-- EXERCISE INSTRUCTIONS --
Could you print each entry below verbatim while omitting the pictures?

======== RECORDS FOR THE EXERCISE ========

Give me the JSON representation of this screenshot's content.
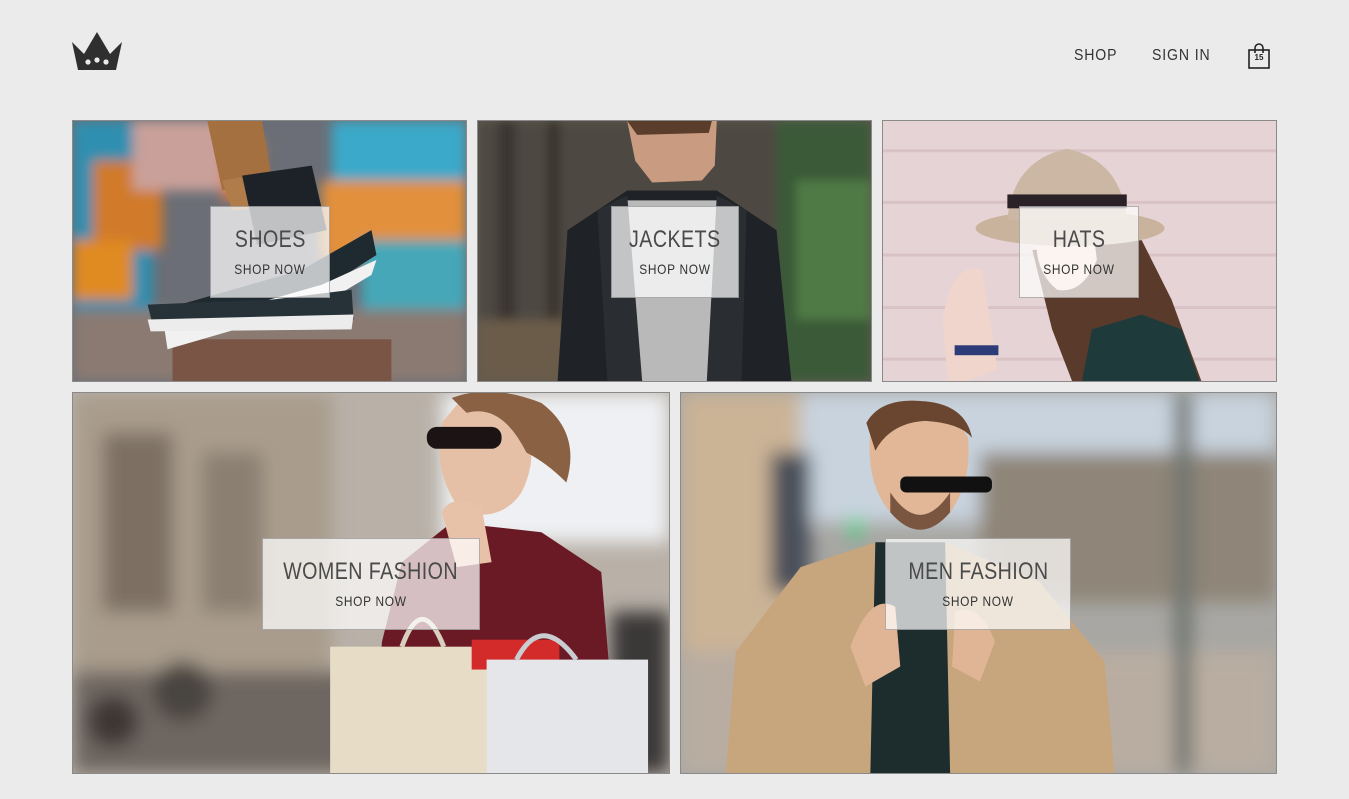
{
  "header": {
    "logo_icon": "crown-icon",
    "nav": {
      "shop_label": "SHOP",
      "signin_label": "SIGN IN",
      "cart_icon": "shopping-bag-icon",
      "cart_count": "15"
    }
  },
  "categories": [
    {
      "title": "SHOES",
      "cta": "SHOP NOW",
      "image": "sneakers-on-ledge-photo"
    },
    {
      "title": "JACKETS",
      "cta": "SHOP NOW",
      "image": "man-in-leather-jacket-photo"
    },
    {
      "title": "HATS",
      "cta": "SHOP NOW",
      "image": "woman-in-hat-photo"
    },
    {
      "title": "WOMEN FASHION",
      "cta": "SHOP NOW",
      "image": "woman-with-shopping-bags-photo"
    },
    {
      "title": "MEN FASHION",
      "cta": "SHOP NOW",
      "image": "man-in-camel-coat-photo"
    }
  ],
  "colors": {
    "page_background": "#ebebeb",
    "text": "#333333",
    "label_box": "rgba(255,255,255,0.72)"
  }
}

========

-- SOLUTION FOR THIS TASK --
Give me the JSON representation of this screenshot's content.
{
  "header": {
    "logo_icon": "crown-icon",
    "nav": {
      "shop_label": "SHOP",
      "signin_label": "SIGN IN",
      "cart_icon": "shopping-bag-icon",
      "cart_count": "15"
    }
  },
  "categories": [
    {
      "title": "SHOES",
      "cta": "SHOP NOW",
      "image": "sneakers-on-ledge-photo"
    },
    {
      "title": "JACKETS",
      "cta": "SHOP NOW",
      "image": "man-in-leather-jacket-photo"
    },
    {
      "title": "HATS",
      "cta": "SHOP NOW",
      "image": "woman-in-hat-photo"
    },
    {
      "title": "WOMEN FASHION",
      "cta": "SHOP NOW",
      "image": "woman-with-shopping-bags-photo"
    },
    {
      "title": "MEN FASHION",
      "cta": "SHOP NOW",
      "image": "man-in-camel-coat-photo"
    }
  ],
  "colors": {
    "page_background": "#ebebeb",
    "text": "#333333",
    "label_box": "rgba(255,255,255,0.72)"
  }
}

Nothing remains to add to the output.